▸ **Exercise objective**: Provide only the number of lines in the records where "dataset" appears.

▸ **Source records**:
+ + + + + + +

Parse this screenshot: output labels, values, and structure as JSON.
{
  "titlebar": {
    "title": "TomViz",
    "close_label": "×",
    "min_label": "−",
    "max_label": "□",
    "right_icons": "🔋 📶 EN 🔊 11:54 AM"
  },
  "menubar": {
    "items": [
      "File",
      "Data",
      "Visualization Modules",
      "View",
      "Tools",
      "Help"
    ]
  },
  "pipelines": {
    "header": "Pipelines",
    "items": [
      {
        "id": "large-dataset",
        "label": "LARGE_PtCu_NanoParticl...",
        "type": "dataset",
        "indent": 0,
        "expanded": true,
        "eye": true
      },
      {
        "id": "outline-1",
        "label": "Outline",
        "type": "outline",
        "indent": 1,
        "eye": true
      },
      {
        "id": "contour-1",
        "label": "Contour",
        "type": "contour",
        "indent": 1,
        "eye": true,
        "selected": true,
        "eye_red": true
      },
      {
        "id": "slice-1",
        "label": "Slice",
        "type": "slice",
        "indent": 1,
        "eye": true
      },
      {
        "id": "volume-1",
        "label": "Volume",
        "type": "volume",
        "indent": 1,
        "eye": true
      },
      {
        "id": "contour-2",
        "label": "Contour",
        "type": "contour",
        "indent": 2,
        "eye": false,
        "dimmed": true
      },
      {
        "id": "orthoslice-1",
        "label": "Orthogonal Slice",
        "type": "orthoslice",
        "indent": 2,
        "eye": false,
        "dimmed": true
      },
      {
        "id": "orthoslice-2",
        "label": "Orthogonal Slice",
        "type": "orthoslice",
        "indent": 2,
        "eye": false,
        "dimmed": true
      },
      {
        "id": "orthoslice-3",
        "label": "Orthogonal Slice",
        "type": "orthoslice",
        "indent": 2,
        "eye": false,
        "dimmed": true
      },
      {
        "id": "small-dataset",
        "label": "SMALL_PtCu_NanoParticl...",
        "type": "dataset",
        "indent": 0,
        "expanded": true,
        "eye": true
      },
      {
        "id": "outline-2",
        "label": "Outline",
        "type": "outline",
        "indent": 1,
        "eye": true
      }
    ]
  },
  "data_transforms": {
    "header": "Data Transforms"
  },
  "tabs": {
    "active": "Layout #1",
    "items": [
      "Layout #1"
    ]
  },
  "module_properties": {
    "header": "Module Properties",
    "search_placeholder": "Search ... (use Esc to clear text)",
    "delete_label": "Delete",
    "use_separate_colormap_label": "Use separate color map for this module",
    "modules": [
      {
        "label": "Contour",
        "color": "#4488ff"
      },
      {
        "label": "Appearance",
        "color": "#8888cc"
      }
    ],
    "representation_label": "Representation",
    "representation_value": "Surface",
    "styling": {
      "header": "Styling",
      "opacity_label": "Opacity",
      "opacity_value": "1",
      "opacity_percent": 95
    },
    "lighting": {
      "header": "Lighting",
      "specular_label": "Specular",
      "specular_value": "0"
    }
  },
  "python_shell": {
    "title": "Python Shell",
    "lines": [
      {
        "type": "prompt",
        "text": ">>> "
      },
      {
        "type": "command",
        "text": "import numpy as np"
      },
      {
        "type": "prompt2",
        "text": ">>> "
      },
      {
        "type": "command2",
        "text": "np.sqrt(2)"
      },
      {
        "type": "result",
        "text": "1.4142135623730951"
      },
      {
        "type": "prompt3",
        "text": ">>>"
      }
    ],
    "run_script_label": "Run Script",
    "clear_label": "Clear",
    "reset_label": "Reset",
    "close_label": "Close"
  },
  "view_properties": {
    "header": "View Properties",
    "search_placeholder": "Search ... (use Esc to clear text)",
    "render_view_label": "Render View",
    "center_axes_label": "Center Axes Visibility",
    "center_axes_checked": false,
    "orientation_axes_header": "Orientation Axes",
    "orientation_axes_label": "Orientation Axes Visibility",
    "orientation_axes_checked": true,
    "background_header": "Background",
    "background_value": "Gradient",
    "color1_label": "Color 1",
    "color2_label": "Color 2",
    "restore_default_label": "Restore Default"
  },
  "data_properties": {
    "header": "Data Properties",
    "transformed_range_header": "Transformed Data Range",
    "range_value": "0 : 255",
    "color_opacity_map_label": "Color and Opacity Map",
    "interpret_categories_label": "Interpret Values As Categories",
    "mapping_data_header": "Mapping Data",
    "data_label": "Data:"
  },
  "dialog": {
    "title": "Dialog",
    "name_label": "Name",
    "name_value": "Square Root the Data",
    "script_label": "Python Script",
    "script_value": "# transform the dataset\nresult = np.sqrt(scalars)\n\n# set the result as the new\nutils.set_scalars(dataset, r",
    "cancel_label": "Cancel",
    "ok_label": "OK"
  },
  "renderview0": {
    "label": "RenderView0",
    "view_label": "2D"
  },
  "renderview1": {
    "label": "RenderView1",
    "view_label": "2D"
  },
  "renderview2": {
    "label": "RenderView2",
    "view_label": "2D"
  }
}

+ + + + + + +

▸ **Answer area**: 5